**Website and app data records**
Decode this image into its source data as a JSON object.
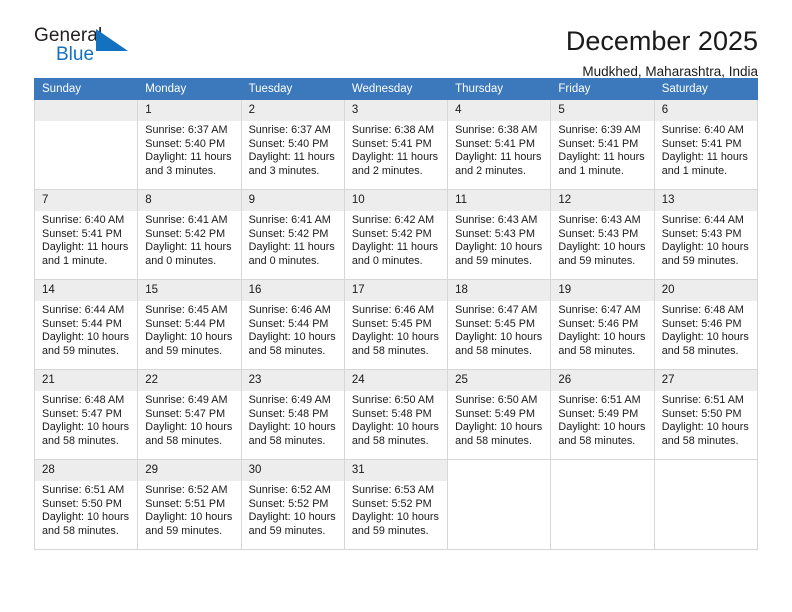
{
  "logo": {
    "word_top": "General",
    "word_bottom": "Blue",
    "triangle_color": "#1471c0"
  },
  "header": {
    "title": "December 2025",
    "subtitle": "Mudkhed, Maharashtra, India"
  },
  "colors": {
    "header_blue": "#3b78bc",
    "daynum_stripe": "#ededed",
    "grid_line": "#d6d6d6",
    "text": "#1a1a1a"
  },
  "labels": {
    "sunrise_prefix": "Sunrise:",
    "sunset_prefix": "Sunset:",
    "daylight_prefix": "Daylight:"
  },
  "weekdays": [
    "Sunday",
    "Monday",
    "Tuesday",
    "Wednesday",
    "Thursday",
    "Friday",
    "Saturday"
  ],
  "weeks": [
    [
      {
        "day": "",
        "blank": true
      },
      {
        "day": "1",
        "sunrise": "Sunrise: 6:37 AM",
        "sunset": "Sunset: 5:40 PM",
        "daylight": "Daylight: 11 hours and 3 minutes."
      },
      {
        "day": "2",
        "sunrise": "Sunrise: 6:37 AM",
        "sunset": "Sunset: 5:40 PM",
        "daylight": "Daylight: 11 hours and 3 minutes."
      },
      {
        "day": "3",
        "sunrise": "Sunrise: 6:38 AM",
        "sunset": "Sunset: 5:41 PM",
        "daylight": "Daylight: 11 hours and 2 minutes."
      },
      {
        "day": "4",
        "sunrise": "Sunrise: 6:38 AM",
        "sunset": "Sunset: 5:41 PM",
        "daylight": "Daylight: 11 hours and 2 minutes."
      },
      {
        "day": "5",
        "sunrise": "Sunrise: 6:39 AM",
        "sunset": "Sunset: 5:41 PM",
        "daylight": "Daylight: 11 hours and 1 minute."
      },
      {
        "day": "6",
        "sunrise": "Sunrise: 6:40 AM",
        "sunset": "Sunset: 5:41 PM",
        "daylight": "Daylight: 11 hours and 1 minute."
      }
    ],
    [
      {
        "day": "7",
        "sunrise": "Sunrise: 6:40 AM",
        "sunset": "Sunset: 5:41 PM",
        "daylight": "Daylight: 11 hours and 1 minute."
      },
      {
        "day": "8",
        "sunrise": "Sunrise: 6:41 AM",
        "sunset": "Sunset: 5:42 PM",
        "daylight": "Daylight: 11 hours and 0 minutes."
      },
      {
        "day": "9",
        "sunrise": "Sunrise: 6:41 AM",
        "sunset": "Sunset: 5:42 PM",
        "daylight": "Daylight: 11 hours and 0 minutes."
      },
      {
        "day": "10",
        "sunrise": "Sunrise: 6:42 AM",
        "sunset": "Sunset: 5:42 PM",
        "daylight": "Daylight: 11 hours and 0 minutes."
      },
      {
        "day": "11",
        "sunrise": "Sunrise: 6:43 AM",
        "sunset": "Sunset: 5:43 PM",
        "daylight": "Daylight: 10 hours and 59 minutes."
      },
      {
        "day": "12",
        "sunrise": "Sunrise: 6:43 AM",
        "sunset": "Sunset: 5:43 PM",
        "daylight": "Daylight: 10 hours and 59 minutes."
      },
      {
        "day": "13",
        "sunrise": "Sunrise: 6:44 AM",
        "sunset": "Sunset: 5:43 PM",
        "daylight": "Daylight: 10 hours and 59 minutes."
      }
    ],
    [
      {
        "day": "14",
        "sunrise": "Sunrise: 6:44 AM",
        "sunset": "Sunset: 5:44 PM",
        "daylight": "Daylight: 10 hours and 59 minutes."
      },
      {
        "day": "15",
        "sunrise": "Sunrise: 6:45 AM",
        "sunset": "Sunset: 5:44 PM",
        "daylight": "Daylight: 10 hours and 59 minutes."
      },
      {
        "day": "16",
        "sunrise": "Sunrise: 6:46 AM",
        "sunset": "Sunset: 5:44 PM",
        "daylight": "Daylight: 10 hours and 58 minutes."
      },
      {
        "day": "17",
        "sunrise": "Sunrise: 6:46 AM",
        "sunset": "Sunset: 5:45 PM",
        "daylight": "Daylight: 10 hours and 58 minutes."
      },
      {
        "day": "18",
        "sunrise": "Sunrise: 6:47 AM",
        "sunset": "Sunset: 5:45 PM",
        "daylight": "Daylight: 10 hours and 58 minutes."
      },
      {
        "day": "19",
        "sunrise": "Sunrise: 6:47 AM",
        "sunset": "Sunset: 5:46 PM",
        "daylight": "Daylight: 10 hours and 58 minutes."
      },
      {
        "day": "20",
        "sunrise": "Sunrise: 6:48 AM",
        "sunset": "Sunset: 5:46 PM",
        "daylight": "Daylight: 10 hours and 58 minutes."
      }
    ],
    [
      {
        "day": "21",
        "sunrise": "Sunrise: 6:48 AM",
        "sunset": "Sunset: 5:47 PM",
        "daylight": "Daylight: 10 hours and 58 minutes."
      },
      {
        "day": "22",
        "sunrise": "Sunrise: 6:49 AM",
        "sunset": "Sunset: 5:47 PM",
        "daylight": "Daylight: 10 hours and 58 minutes."
      },
      {
        "day": "23",
        "sunrise": "Sunrise: 6:49 AM",
        "sunset": "Sunset: 5:48 PM",
        "daylight": "Daylight: 10 hours and 58 minutes."
      },
      {
        "day": "24",
        "sunrise": "Sunrise: 6:50 AM",
        "sunset": "Sunset: 5:48 PM",
        "daylight": "Daylight: 10 hours and 58 minutes."
      },
      {
        "day": "25",
        "sunrise": "Sunrise: 6:50 AM",
        "sunset": "Sunset: 5:49 PM",
        "daylight": "Daylight: 10 hours and 58 minutes."
      },
      {
        "day": "26",
        "sunrise": "Sunrise: 6:51 AM",
        "sunset": "Sunset: 5:49 PM",
        "daylight": "Daylight: 10 hours and 58 minutes."
      },
      {
        "day": "27",
        "sunrise": "Sunrise: 6:51 AM",
        "sunset": "Sunset: 5:50 PM",
        "daylight": "Daylight: 10 hours and 58 minutes."
      }
    ],
    [
      {
        "day": "28",
        "sunrise": "Sunrise: 6:51 AM",
        "sunset": "Sunset: 5:50 PM",
        "daylight": "Daylight: 10 hours and 58 minutes."
      },
      {
        "day": "29",
        "sunrise": "Sunrise: 6:52 AM",
        "sunset": "Sunset: 5:51 PM",
        "daylight": "Daylight: 10 hours and 59 minutes."
      },
      {
        "day": "30",
        "sunrise": "Sunrise: 6:52 AM",
        "sunset": "Sunset: 5:52 PM",
        "daylight": "Daylight: 10 hours and 59 minutes."
      },
      {
        "day": "31",
        "sunrise": "Sunrise: 6:53 AM",
        "sunset": "Sunset: 5:52 PM",
        "daylight": "Daylight: 10 hours and 59 minutes."
      },
      {
        "day": "",
        "blank": true,
        "no_stripe": true
      },
      {
        "day": "",
        "blank": true,
        "no_stripe": true
      },
      {
        "day": "",
        "blank": true,
        "no_stripe": true
      }
    ]
  ]
}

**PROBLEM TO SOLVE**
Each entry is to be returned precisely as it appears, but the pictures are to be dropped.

**FINISHED TASK**
Decode this image into its source data as a JSON object.
{
  "logo": {
    "word_top": "General",
    "word_bottom": "Blue",
    "triangle_color": "#1471c0"
  },
  "header": {
    "title": "December 2025",
    "subtitle": "Mudkhed, Maharashtra, India"
  },
  "colors": {
    "header_blue": "#3b78bc",
    "daynum_stripe": "#ededed",
    "grid_line": "#d6d6d6",
    "text": "#1a1a1a"
  },
  "labels": {
    "sunrise_prefix": "Sunrise:",
    "sunset_prefix": "Sunset:",
    "daylight_prefix": "Daylight:"
  },
  "weekdays": [
    "Sunday",
    "Monday",
    "Tuesday",
    "Wednesday",
    "Thursday",
    "Friday",
    "Saturday"
  ],
  "weeks": [
    [
      {
        "day": "",
        "blank": true
      },
      {
        "day": "1",
        "sunrise": "Sunrise: 6:37 AM",
        "sunset": "Sunset: 5:40 PM",
        "daylight": "Daylight: 11 hours and 3 minutes."
      },
      {
        "day": "2",
        "sunrise": "Sunrise: 6:37 AM",
        "sunset": "Sunset: 5:40 PM",
        "daylight": "Daylight: 11 hours and 3 minutes."
      },
      {
        "day": "3",
        "sunrise": "Sunrise: 6:38 AM",
        "sunset": "Sunset: 5:41 PM",
        "daylight": "Daylight: 11 hours and 2 minutes."
      },
      {
        "day": "4",
        "sunrise": "Sunrise: 6:38 AM",
        "sunset": "Sunset: 5:41 PM",
        "daylight": "Daylight: 11 hours and 2 minutes."
      },
      {
        "day": "5",
        "sunrise": "Sunrise: 6:39 AM",
        "sunset": "Sunset: 5:41 PM",
        "daylight": "Daylight: 11 hours and 1 minute."
      },
      {
        "day": "6",
        "sunrise": "Sunrise: 6:40 AM",
        "sunset": "Sunset: 5:41 PM",
        "daylight": "Daylight: 11 hours and 1 minute."
      }
    ],
    [
      {
        "day": "7",
        "sunrise": "Sunrise: 6:40 AM",
        "sunset": "Sunset: 5:41 PM",
        "daylight": "Daylight: 11 hours and 1 minute."
      },
      {
        "day": "8",
        "sunrise": "Sunrise: 6:41 AM",
        "sunset": "Sunset: 5:42 PM",
        "daylight": "Daylight: 11 hours and 0 minutes."
      },
      {
        "day": "9",
        "sunrise": "Sunrise: 6:41 AM",
        "sunset": "Sunset: 5:42 PM",
        "daylight": "Daylight: 11 hours and 0 minutes."
      },
      {
        "day": "10",
        "sunrise": "Sunrise: 6:42 AM",
        "sunset": "Sunset: 5:42 PM",
        "daylight": "Daylight: 11 hours and 0 minutes."
      },
      {
        "day": "11",
        "sunrise": "Sunrise: 6:43 AM",
        "sunset": "Sunset: 5:43 PM",
        "daylight": "Daylight: 10 hours and 59 minutes."
      },
      {
        "day": "12",
        "sunrise": "Sunrise: 6:43 AM",
        "sunset": "Sunset: 5:43 PM",
        "daylight": "Daylight: 10 hours and 59 minutes."
      },
      {
        "day": "13",
        "sunrise": "Sunrise: 6:44 AM",
        "sunset": "Sunset: 5:43 PM",
        "daylight": "Daylight: 10 hours and 59 minutes."
      }
    ],
    [
      {
        "day": "14",
        "sunrise": "Sunrise: 6:44 AM",
        "sunset": "Sunset: 5:44 PM",
        "daylight": "Daylight: 10 hours and 59 minutes."
      },
      {
        "day": "15",
        "sunrise": "Sunrise: 6:45 AM",
        "sunset": "Sunset: 5:44 PM",
        "daylight": "Daylight: 10 hours and 59 minutes."
      },
      {
        "day": "16",
        "sunrise": "Sunrise: 6:46 AM",
        "sunset": "Sunset: 5:44 PM",
        "daylight": "Daylight: 10 hours and 58 minutes."
      },
      {
        "day": "17",
        "sunrise": "Sunrise: 6:46 AM",
        "sunset": "Sunset: 5:45 PM",
        "daylight": "Daylight: 10 hours and 58 minutes."
      },
      {
        "day": "18",
        "sunrise": "Sunrise: 6:47 AM",
        "sunset": "Sunset: 5:45 PM",
        "daylight": "Daylight: 10 hours and 58 minutes."
      },
      {
        "day": "19",
        "sunrise": "Sunrise: 6:47 AM",
        "sunset": "Sunset: 5:46 PM",
        "daylight": "Daylight: 10 hours and 58 minutes."
      },
      {
        "day": "20",
        "sunrise": "Sunrise: 6:48 AM",
        "sunset": "Sunset: 5:46 PM",
        "daylight": "Daylight: 10 hours and 58 minutes."
      }
    ],
    [
      {
        "day": "21",
        "sunrise": "Sunrise: 6:48 AM",
        "sunset": "Sunset: 5:47 PM",
        "daylight": "Daylight: 10 hours and 58 minutes."
      },
      {
        "day": "22",
        "sunrise": "Sunrise: 6:49 AM",
        "sunset": "Sunset: 5:47 PM",
        "daylight": "Daylight: 10 hours and 58 minutes."
      },
      {
        "day": "23",
        "sunrise": "Sunrise: 6:49 AM",
        "sunset": "Sunset: 5:48 PM",
        "daylight": "Daylight: 10 hours and 58 minutes."
      },
      {
        "day": "24",
        "sunrise": "Sunrise: 6:50 AM",
        "sunset": "Sunset: 5:48 PM",
        "daylight": "Daylight: 10 hours and 58 minutes."
      },
      {
        "day": "25",
        "sunrise": "Sunrise: 6:50 AM",
        "sunset": "Sunset: 5:49 PM",
        "daylight": "Daylight: 10 hours and 58 minutes."
      },
      {
        "day": "26",
        "sunrise": "Sunrise: 6:51 AM",
        "sunset": "Sunset: 5:49 PM",
        "daylight": "Daylight: 10 hours and 58 minutes."
      },
      {
        "day": "27",
        "sunrise": "Sunrise: 6:51 AM",
        "sunset": "Sunset: 5:50 PM",
        "daylight": "Daylight: 10 hours and 58 minutes."
      }
    ],
    [
      {
        "day": "28",
        "sunrise": "Sunrise: 6:51 AM",
        "sunset": "Sunset: 5:50 PM",
        "daylight": "Daylight: 10 hours and 58 minutes."
      },
      {
        "day": "29",
        "sunrise": "Sunrise: 6:52 AM",
        "sunset": "Sunset: 5:51 PM",
        "daylight": "Daylight: 10 hours and 59 minutes."
      },
      {
        "day": "30",
        "sunrise": "Sunrise: 6:52 AM",
        "sunset": "Sunset: 5:52 PM",
        "daylight": "Daylight: 10 hours and 59 minutes."
      },
      {
        "day": "31",
        "sunrise": "Sunrise: 6:53 AM",
        "sunset": "Sunset: 5:52 PM",
        "daylight": "Daylight: 10 hours and 59 minutes."
      },
      {
        "day": "",
        "blank": true,
        "no_stripe": true
      },
      {
        "day": "",
        "blank": true,
        "no_stripe": true
      },
      {
        "day": "",
        "blank": true,
        "no_stripe": true
      }
    ]
  ]
}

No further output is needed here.